Date of Award

Fall 2015

Document Type


Degree Name

Master of Science (MS)


Chemistry and Biochemistry

Committee Director

Alvin A Holder

Committee Member

Craig A. Bayse

Committee Member

John B. Cooper

Committee Member

Patricia Pleban


With the dwindling amount of fossil fuels in the world’s reserve is said to run out in the future. The use of alternative fuels such as hydrogen can be produced from renewable sources. One source is the use of first row transition metal complexes that can harness the power of the sun to reduce protons to hydrogen. In this thesis we investigated a well-known hydrogen evolution catalyst in a quest to understand the behavior of different oxidation states that occur during the catalytic cycle.

In an attempt to synthesize a binuclear ruthenium(II) complex, [{Ru(phen)2}2{µmes(1,4-phO-Izphen)3}](PF6)4, as a possible photosensitizer for the production of hydrogen from the reduction of protons in various media. The expected product was not synthesized according to the reported procedure that was followed. The reaction was carried out in refluxing ethylene glycol due to low solubility of 2,4,6-trimethyl-1,3,5-tris(4oxymethyl-1-yl(1H-imidazo-2yl-[4,5-f][1,10]phenanthroline)phenyl)benzene in organic solvents such as acetonitrile, DMSO, and DMF. In the first attempt, two (2) equivalents of complex to one (1) equivalence of ligand was first used, which resulted in the formation of a trinuclear complex, [{Ru(phen)2}3{µ-mes(1,4-phO-Izphen)3}](PF6)6•CH3CN•10H2O, with a yield of 48%. In another procedure with 1.5 equivalences of the ruthenium(II) precursor to 1 equivalence of the ligand, [{Ru(phen)2}3{µ-mes(1,4-phOIzphen)3}](PF6)6•xH2O was isolated with a yield of 58%. The fomula of the trinuclear complex was ascertained by elemental analysis, ESI MS, UV-visible and 1H NMR spectroscopies, along with electrochemical studies.

In another study [Co(dmgBF2)2(H2O)2] (where dmgBF2 = difluoroboryldimethylglyoximato) was reacted with triethylamine in either acetone or acetonitrile in an attempt to identify the products that were formed in situ during photocatalytic production of hydrogen when triethylamine was used as a sacrificial reductant.
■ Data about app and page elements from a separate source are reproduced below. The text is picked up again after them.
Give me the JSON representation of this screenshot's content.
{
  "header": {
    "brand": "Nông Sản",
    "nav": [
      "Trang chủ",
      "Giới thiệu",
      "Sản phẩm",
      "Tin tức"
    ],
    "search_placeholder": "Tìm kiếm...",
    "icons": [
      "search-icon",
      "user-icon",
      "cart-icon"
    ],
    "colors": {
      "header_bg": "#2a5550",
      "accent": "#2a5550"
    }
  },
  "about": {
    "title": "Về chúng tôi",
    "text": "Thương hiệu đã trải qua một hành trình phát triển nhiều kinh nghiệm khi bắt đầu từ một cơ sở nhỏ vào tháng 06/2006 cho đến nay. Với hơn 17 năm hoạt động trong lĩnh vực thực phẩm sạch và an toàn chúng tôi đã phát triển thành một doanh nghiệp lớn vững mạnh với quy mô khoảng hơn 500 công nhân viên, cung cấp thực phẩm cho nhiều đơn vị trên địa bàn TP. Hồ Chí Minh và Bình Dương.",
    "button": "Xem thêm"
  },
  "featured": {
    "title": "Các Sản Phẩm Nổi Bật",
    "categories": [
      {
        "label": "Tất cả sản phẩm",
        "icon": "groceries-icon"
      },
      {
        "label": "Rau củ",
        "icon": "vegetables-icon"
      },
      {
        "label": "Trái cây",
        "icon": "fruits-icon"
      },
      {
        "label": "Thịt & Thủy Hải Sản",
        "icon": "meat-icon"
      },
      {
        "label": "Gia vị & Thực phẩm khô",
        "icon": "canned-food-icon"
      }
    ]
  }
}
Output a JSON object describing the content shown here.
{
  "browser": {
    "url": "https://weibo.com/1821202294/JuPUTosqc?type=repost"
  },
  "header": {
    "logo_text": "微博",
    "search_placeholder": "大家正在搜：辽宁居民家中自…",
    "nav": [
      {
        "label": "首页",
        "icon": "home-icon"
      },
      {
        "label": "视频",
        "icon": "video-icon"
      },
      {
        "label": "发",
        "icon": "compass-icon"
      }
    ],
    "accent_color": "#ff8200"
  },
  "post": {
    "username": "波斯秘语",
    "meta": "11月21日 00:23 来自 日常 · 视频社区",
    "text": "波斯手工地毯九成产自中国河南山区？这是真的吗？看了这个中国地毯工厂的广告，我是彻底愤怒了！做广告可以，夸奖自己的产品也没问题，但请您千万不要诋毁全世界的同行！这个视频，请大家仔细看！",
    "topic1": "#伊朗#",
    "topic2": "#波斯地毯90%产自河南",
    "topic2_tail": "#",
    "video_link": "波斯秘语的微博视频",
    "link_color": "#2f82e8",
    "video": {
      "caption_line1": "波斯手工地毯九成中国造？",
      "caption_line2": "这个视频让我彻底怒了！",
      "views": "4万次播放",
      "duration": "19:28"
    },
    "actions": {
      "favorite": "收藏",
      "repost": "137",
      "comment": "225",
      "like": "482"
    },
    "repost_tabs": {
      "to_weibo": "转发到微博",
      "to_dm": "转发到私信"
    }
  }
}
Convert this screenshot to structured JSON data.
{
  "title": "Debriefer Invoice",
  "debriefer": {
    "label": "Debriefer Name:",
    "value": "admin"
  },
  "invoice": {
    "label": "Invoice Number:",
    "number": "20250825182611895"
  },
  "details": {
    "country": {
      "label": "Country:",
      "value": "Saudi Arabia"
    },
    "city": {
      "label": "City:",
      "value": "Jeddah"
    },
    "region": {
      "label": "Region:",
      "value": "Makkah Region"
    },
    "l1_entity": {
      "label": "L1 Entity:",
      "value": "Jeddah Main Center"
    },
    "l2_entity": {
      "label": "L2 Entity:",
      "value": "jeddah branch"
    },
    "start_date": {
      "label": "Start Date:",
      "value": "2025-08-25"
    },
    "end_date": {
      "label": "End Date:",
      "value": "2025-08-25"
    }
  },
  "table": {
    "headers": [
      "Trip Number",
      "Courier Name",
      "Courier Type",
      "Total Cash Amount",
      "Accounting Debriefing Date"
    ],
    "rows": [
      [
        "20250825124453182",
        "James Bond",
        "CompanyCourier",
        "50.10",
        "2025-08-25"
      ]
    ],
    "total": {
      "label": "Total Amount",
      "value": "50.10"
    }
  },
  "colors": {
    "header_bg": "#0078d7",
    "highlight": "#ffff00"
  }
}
Techniques such as elemental analysis, ESI MS, and UV-visible spectroscopy were used in an attempt to characterize the resulting products from the respective solvents. Futher characterization of the unknown isolated product will be carried out in the near future. [Co(dmgBF2)2(H2O)2] was used to synthesize [Co(dmgBF2)2(H2O)(py)]•0.5(CH3)2CO in acetone. The formulation of [Co(dmgBF2)2(H2O)(py)]•0.5(CH3)2CO was confirmed by elemental analysis, high resolution ESI MS, and FT IR spectroscopy. Equilibrium studies carried out on [Co(dmgBF2)2(H2O)2] proved the formation of a monopyridine species, with formation constants, log K = 5.5, 5.1, 5.0, 4.4, and 3.1 in 2-butanone, dichloromethane, acetone, 1,2difluorobenzene/acetone (4:1, v/v), and acetonitrile, respectively, at 20 oC. In strongly coordinating solvents, such as acetonitrile, the magnitude of K is observed to be lower, and this phenomenon was also observed in the electrochemical studies and in the other spectroscopic studies as well.

A larger formation constant, log K = 4.6 vs 3.1, as calculated for the pyridine coordinated to a cobalt(I) species relative to the cobalt(II) species in acetonitrile at 20 °C. The electrosynthesis of hydrogen by [Co(dmgBF2)2(H2O)2] and [Co(dmgBF2)2(H2O)(py)] •0.5(CH3)2CO in various solvents demonstrated the dramatic effect of the axial ligand on the turn over number of the catalyst, which eventually will assist in the development of the next generation of H2 producing catalysts.